━━━━━ DATA UNDER STUDY ━━━━━
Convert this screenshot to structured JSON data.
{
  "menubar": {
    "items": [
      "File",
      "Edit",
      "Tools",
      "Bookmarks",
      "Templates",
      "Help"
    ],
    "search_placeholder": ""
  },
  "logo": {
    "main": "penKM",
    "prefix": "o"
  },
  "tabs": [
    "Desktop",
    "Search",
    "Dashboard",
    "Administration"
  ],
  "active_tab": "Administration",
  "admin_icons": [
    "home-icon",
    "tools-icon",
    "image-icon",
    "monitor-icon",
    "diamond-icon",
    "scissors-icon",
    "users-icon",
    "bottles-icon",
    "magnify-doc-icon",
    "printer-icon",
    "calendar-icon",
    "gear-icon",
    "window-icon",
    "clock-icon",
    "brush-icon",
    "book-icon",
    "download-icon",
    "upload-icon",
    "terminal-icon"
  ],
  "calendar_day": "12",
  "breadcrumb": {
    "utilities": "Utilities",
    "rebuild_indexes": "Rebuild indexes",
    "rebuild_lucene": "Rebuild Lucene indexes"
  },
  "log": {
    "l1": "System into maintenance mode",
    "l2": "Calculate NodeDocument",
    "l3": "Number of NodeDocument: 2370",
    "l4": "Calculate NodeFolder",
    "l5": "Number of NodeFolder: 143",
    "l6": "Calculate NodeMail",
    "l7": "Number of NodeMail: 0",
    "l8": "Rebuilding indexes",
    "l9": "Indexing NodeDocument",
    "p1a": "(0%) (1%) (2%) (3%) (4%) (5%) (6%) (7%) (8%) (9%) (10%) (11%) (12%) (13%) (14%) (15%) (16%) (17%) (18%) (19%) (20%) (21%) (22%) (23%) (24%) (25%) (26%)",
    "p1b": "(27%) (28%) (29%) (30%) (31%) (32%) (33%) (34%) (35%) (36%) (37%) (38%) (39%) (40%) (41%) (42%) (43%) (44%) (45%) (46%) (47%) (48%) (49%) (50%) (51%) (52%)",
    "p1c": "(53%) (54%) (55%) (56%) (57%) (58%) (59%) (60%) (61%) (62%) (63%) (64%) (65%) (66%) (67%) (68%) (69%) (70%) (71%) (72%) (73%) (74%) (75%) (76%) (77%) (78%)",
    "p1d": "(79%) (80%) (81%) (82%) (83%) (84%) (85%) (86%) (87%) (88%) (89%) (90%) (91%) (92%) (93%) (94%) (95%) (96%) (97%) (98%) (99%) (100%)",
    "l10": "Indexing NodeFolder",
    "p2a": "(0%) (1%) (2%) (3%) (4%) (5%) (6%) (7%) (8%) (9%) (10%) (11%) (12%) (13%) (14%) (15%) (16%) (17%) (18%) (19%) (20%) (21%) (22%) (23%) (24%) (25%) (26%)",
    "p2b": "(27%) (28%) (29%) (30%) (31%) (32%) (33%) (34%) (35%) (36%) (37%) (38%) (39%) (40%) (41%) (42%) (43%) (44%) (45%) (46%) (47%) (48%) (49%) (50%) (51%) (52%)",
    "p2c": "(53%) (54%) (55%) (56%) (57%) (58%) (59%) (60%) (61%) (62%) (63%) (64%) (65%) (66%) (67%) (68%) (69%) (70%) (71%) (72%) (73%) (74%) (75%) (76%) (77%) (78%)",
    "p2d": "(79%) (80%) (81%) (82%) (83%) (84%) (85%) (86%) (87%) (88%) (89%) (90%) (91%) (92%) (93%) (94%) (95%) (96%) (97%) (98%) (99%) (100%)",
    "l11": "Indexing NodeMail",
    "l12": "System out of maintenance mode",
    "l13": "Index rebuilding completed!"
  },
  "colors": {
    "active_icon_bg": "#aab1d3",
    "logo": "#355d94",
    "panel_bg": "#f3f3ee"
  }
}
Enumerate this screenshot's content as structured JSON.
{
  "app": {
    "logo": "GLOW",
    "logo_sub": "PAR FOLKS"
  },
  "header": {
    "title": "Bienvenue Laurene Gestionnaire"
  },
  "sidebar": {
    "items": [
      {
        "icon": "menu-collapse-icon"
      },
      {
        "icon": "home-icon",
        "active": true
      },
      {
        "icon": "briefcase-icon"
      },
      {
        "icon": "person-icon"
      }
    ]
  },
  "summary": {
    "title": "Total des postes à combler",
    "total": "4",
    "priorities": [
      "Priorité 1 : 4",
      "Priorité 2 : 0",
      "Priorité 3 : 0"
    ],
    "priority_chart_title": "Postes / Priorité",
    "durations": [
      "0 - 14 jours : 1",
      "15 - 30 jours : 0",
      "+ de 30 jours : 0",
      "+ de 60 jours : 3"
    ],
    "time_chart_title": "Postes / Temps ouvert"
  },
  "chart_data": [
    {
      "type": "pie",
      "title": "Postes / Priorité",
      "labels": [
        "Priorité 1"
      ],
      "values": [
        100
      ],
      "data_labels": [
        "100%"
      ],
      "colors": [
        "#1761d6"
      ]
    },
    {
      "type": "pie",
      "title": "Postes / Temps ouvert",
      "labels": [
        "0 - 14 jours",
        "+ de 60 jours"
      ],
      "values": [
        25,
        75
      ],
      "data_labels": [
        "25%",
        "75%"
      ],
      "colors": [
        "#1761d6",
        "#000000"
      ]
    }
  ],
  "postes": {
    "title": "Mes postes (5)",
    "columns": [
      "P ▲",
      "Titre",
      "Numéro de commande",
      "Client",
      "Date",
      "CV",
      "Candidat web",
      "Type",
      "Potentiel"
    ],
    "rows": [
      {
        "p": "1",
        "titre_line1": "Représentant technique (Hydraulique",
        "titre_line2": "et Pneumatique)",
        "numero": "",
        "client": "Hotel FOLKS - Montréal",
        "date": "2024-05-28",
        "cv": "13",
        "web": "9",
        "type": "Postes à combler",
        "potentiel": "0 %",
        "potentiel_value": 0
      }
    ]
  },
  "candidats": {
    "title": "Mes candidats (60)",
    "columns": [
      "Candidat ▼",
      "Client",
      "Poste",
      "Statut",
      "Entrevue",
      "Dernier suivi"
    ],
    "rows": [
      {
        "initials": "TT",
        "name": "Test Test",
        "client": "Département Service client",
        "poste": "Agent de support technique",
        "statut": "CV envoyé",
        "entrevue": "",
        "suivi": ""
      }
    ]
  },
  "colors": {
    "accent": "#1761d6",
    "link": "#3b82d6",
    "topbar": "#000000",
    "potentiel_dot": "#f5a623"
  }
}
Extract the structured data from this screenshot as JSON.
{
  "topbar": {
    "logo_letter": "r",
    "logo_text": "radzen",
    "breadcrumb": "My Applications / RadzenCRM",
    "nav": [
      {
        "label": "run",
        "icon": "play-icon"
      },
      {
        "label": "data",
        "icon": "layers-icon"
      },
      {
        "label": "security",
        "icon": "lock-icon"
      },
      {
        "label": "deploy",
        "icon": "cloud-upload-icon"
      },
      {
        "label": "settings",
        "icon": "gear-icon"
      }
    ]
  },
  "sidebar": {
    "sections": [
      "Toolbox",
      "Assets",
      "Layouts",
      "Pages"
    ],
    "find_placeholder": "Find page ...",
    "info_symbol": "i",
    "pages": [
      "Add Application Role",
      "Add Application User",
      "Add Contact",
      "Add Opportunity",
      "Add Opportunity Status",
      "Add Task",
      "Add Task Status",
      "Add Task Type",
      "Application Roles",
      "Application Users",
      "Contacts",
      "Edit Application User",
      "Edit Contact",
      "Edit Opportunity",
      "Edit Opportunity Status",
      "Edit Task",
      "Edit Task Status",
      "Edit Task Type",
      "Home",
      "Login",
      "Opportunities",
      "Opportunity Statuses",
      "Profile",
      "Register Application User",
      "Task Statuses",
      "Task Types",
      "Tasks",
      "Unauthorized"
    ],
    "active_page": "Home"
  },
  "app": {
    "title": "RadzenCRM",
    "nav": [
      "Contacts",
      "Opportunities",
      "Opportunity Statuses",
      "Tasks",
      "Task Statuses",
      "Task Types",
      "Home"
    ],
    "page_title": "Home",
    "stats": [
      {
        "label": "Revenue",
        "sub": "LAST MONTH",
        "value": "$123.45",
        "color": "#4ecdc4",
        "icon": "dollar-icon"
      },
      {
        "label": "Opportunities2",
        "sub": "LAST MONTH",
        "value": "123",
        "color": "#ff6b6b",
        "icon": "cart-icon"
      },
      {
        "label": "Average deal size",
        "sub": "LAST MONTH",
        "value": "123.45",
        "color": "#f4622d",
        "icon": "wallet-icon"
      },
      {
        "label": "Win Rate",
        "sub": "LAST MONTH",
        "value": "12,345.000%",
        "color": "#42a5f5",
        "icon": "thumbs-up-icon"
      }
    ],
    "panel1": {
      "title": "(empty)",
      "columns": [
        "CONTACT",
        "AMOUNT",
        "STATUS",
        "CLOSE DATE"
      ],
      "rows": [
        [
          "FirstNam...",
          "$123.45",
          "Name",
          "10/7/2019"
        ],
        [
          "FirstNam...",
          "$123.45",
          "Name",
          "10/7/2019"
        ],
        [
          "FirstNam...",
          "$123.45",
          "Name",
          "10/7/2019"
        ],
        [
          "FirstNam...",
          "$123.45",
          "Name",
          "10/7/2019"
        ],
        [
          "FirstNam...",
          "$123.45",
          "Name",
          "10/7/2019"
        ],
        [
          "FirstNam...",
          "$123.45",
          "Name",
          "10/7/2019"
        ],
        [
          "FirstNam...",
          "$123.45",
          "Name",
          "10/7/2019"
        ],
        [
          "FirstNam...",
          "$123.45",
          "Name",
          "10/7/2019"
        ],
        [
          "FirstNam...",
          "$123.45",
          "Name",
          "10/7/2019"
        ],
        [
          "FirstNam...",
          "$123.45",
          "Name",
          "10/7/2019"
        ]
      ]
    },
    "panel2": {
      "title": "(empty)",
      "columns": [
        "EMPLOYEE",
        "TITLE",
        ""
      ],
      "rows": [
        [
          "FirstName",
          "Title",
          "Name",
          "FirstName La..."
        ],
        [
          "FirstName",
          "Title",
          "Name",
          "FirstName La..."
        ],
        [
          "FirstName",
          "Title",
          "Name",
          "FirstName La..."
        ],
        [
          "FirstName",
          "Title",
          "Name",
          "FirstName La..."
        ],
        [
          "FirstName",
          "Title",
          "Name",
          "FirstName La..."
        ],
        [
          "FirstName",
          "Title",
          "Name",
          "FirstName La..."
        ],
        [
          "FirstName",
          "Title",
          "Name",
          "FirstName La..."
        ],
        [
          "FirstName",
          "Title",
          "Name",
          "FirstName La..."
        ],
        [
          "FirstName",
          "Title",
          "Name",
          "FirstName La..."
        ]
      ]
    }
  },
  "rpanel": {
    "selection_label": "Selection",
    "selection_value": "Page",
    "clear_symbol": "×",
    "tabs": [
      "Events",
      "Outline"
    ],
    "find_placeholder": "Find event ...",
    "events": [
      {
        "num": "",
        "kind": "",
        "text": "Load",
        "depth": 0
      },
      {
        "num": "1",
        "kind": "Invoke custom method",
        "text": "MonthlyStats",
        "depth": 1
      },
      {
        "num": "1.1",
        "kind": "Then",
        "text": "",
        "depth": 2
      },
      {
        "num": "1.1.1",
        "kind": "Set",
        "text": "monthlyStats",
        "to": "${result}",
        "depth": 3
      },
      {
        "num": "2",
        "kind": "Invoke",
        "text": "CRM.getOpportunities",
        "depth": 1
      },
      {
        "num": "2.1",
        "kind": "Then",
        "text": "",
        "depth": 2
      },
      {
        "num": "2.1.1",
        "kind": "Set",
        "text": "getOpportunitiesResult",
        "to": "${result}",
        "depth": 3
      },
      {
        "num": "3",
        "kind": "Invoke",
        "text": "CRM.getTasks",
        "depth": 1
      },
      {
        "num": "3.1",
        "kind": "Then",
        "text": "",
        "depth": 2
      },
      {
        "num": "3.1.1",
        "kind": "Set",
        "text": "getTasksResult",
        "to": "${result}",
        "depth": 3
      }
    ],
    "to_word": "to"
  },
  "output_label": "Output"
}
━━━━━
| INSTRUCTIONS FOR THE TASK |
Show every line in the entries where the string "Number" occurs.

| WRITTEN RESPONSE |
    "l3": "Number of NodeDocument: 2370",
    "l5": "Number of NodeFolder: 143",
    "l7": "Number of NodeMail: 0",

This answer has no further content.